This report notes significant interstate variation for debt loads. In 2013, debt by state ranged from $18,650 to $32,800 and the probability of having any debt at all ranged from 43 percent to 76 percent. Overall, “high-debt states remain concentrated in the Northeast and Midwest, with low-debt states mainly in the West and South.” Individual colleges also get a look in this report as both high-debt and low-debt public and private nonprofit college universities are identified.

Although this report is a rich resource, unlike Trends, Student Debt and the Class of 2013 does not estimate data for for-profit IHEs because “virtually no for-profit colleges choose to report what their graduates owe.”

This report makes some policy recommendations related to student debt. Notably and importantly, these recommendations include:

-          Reducing the need to borrow by increasing the Pell Grant and preventing state disinvestment in higher education by using maintenance of effort provisions.

-          Keeping loan payments manageable by simplifying income-based repayment by collapsing the various current options into one as well as raising awareness of the concept of IBR.

-          Helping students and families make more informed choices through better data collection and reporting, allowing students to apply for aid earlier, and providing better consumer information in the form of improved net price calculators and college scorecards.

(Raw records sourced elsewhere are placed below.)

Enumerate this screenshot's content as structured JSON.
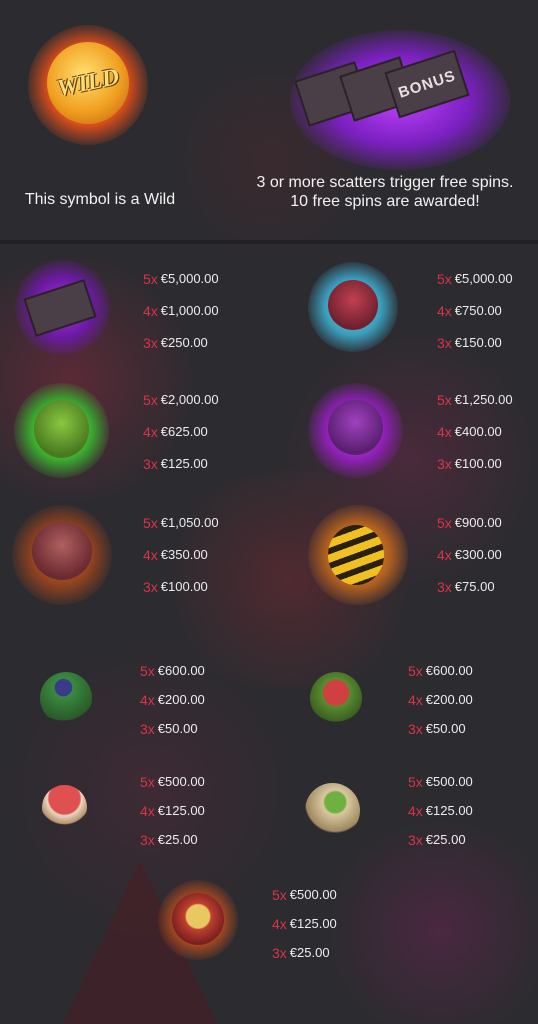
{
  "header": {
    "wild_description": "This symbol is a Wild",
    "scatter_description": "3 or more scatters trigger free spins. 10 free spins are awarded!",
    "wild_symbol_text": "WILD",
    "bonus_symbol_text": "BONUS"
  },
  "paytable": [
    {
      "symbol": "bonus-scatter",
      "payouts": [
        {
          "mult": "5x",
          "amount": "€5,000.00"
        },
        {
          "mult": "4x",
          "amount": "€1,000.00"
        },
        {
          "mult": "3x",
          "amount": "€250.00"
        }
      ]
    },
    {
      "symbol": "blue-monster",
      "payouts": [
        {
          "mult": "5x",
          "amount": "€5,000.00"
        },
        {
          "mult": "4x",
          "amount": "€750.00"
        },
        {
          "mult": "3x",
          "amount": "€150.00"
        }
      ]
    },
    {
      "symbol": "green-frog-monster",
      "payouts": [
        {
          "mult": "5x",
          "amount": "€2,000.00"
        },
        {
          "mult": "4x",
          "amount": "€625.00"
        },
        {
          "mult": "3x",
          "amount": "€125.00"
        }
      ]
    },
    {
      "symbol": "purple-bat-monster",
      "payouts": [
        {
          "mult": "5x",
          "amount": "€1,250.00"
        },
        {
          "mult": "4x",
          "amount": "€400.00"
        },
        {
          "mult": "3x",
          "amount": "€100.00"
        }
      ]
    },
    {
      "symbol": "spider",
      "payouts": [
        {
          "mult": "5x",
          "amount": "€1,050.00"
        },
        {
          "mult": "4x",
          "amount": "€350.00"
        },
        {
          "mult": "3x",
          "amount": "€100.00"
        }
      ]
    },
    {
      "symbol": "wasp",
      "payouts": [
        {
          "mult": "5x",
          "amount": "€900.00"
        },
        {
          "mult": "4x",
          "amount": "€300.00"
        },
        {
          "mult": "3x",
          "amount": "€75.00"
        }
      ]
    },
    {
      "symbol": "berry-plant",
      "payouts": [
        {
          "mult": "5x",
          "amount": "€600.00"
        },
        {
          "mult": "4x",
          "amount": "€200.00"
        },
        {
          "mult": "3x",
          "amount": "€50.00"
        }
      ]
    },
    {
      "symbol": "venus-flytrap",
      "payouts": [
        {
          "mult": "5x",
          "amount": "€600.00"
        },
        {
          "mult": "4x",
          "amount": "€200.00"
        },
        {
          "mult": "3x",
          "amount": "€50.00"
        }
      ]
    },
    {
      "symbol": "red-mushroom",
      "payouts": [
        {
          "mult": "5x",
          "amount": "€500.00"
        },
        {
          "mult": "4x",
          "amount": "€125.00"
        },
        {
          "mult": "3x",
          "amount": "€25.00"
        }
      ]
    },
    {
      "symbol": "mandrake-root",
      "payouts": [
        {
          "mult": "5x",
          "amount": "€500.00"
        },
        {
          "mult": "4x",
          "amount": "€125.00"
        },
        {
          "mult": "3x",
          "amount": "€25.00"
        }
      ]
    },
    {
      "symbol": "eyeball-fruit",
      "payouts": [
        {
          "mult": "5x",
          "amount": "€500.00"
        },
        {
          "mult": "4x",
          "amount": "€125.00"
        },
        {
          "mult": "3x",
          "amount": "€25.00"
        }
      ]
    }
  ],
  "colors": {
    "multiplier": "#d8344a",
    "amount": "#ececec",
    "background": "#2c2b30"
  }
}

-          Increasing college accountability by cutting off schools with high Student Default Risk Indices (SDRIs) from Title IV funds and implementing risk sharing and reward models for schools that are in danger of being cut off or are successful in decreasing students’ default risks.

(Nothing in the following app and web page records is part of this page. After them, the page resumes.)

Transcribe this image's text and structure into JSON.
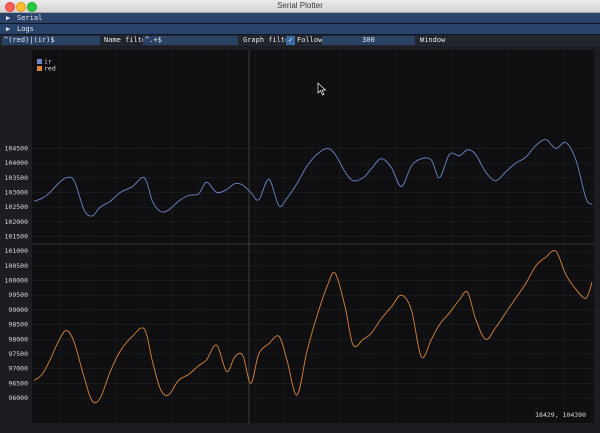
{
  "window": {
    "title": "Serial Plotter"
  },
  "sections": [
    {
      "label": "Serial"
    },
    {
      "label": "Logs"
    }
  ],
  "filters": {
    "regex_value": "^(red)|(ir)$",
    "name_filter_label": "Name filter",
    "name_filter_value": "^.+$",
    "graph_filter_label": "Graph filter",
    "follow_label": "Follow",
    "window_value": "300",
    "window_label": "Window"
  },
  "colors": {
    "ir": "#6f86c5",
    "red": "#d8843a",
    "accent": "#29436b"
  },
  "plot": {
    "cursor_readout": "18429, 104390"
  },
  "chart_data": {
    "type": "line",
    "ylim": [
      95800,
      104800
    ],
    "ticks": [
      "104500",
      "104000",
      "103500",
      "103000",
      "102500",
      "102000",
      "101500",
      "101000",
      "100500",
      "100000",
      "99500",
      "99000",
      "98500",
      "98000",
      "97500",
      "97000",
      "96500",
      "96000"
    ],
    "tick_values": [
      104500,
      104000,
      103500,
      103000,
      102500,
      102000,
      101500,
      101000,
      100500,
      100000,
      99500,
      99000,
      98500,
      98000,
      97500,
      97000,
      96500,
      96000
    ],
    "x": [
      0,
      8,
      16,
      24,
      32,
      40,
      50,
      58,
      66,
      76,
      86,
      98,
      110,
      118,
      126,
      134,
      144,
      154,
      164,
      172,
      182,
      192,
      200,
      208,
      216,
      224,
      234,
      244,
      252,
      262,
      272,
      282,
      292,
      300,
      310,
      318,
      328,
      336,
      346,
      356,
      366,
      376,
      386,
      396,
      404,
      414,
      424,
      432,
      440,
      450,
      460,
      470,
      480,
      490,
      500,
      510,
      520,
      530,
      540,
      550,
      556
    ],
    "series": [
      {
        "name": "ir",
        "values": [
          102700,
          102800,
          103000,
          103300,
          103500,
          103400,
          102400,
          102200,
          102500,
          102700,
          103000,
          103200,
          103500,
          102700,
          102350,
          102400,
          102700,
          102900,
          102950,
          103350,
          103000,
          103100,
          103300,
          103250,
          103000,
          102750,
          103450,
          102550,
          102800,
          103300,
          103900,
          104300,
          104500,
          104300,
          103700,
          103400,
          103500,
          103800,
          104150,
          103850,
          103200,
          103900,
          104150,
          104100,
          103500,
          104300,
          104250,
          104450,
          104300,
          103700,
          103400,
          103700,
          104000,
          104200,
          104600,
          104800,
          104500,
          104700,
          104100,
          102800,
          102600
        ]
      },
      {
        "name": "red",
        "values": [
          96600,
          96800,
          97300,
          97900,
          98300,
          97900,
          96700,
          95900,
          96000,
          96900,
          97600,
          98100,
          98350,
          97250,
          96300,
          96100,
          96600,
          96800,
          97100,
          97300,
          97800,
          96900,
          97400,
          97450,
          96500,
          97500,
          97850,
          98100,
          97300,
          96100,
          97600,
          98800,
          99800,
          100250,
          99100,
          97800,
          98000,
          98200,
          98700,
          99100,
          99500,
          99000,
          97400,
          98000,
          98500,
          98900,
          99350,
          99600,
          98700,
          98000,
          98400,
          98900,
          99400,
          99900,
          100500,
          100800,
          101000,
          100200,
          99700,
          99400,
          99950
        ]
      }
    ]
  }
}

-          Reducing private loan borrowing by “requiring school certification of, private loans, creating a market for refinancing private loans, restoring fair bankruptcy treatment, for private loan borrowers, and encouraging community colleges to participate in the federal loan program”

Conclusion

All three of these reports deserve a space on your desktop, real or virtual. They are handy references and continue to provide insight to those interested in student success in the postsecondary sector. One notable interplay between these reports is to wait and see if the decreasing reliance on loans described in Trends in Student Aid will show up as a subsequent decrease in total student loan debt in a subsequent edition of Student Debt from TICAS. That would be ideal and represent a moving of the needle on student loan debt. Time will tell and we look forward to the next editions of all three of these reports.



Back to Blog

Leave a Reply:
Login
 
 
 

Creative Commons License
This work is licensed under a Creative Commons Attribution-NonCommercial-NoDerivs 3.0 Unported License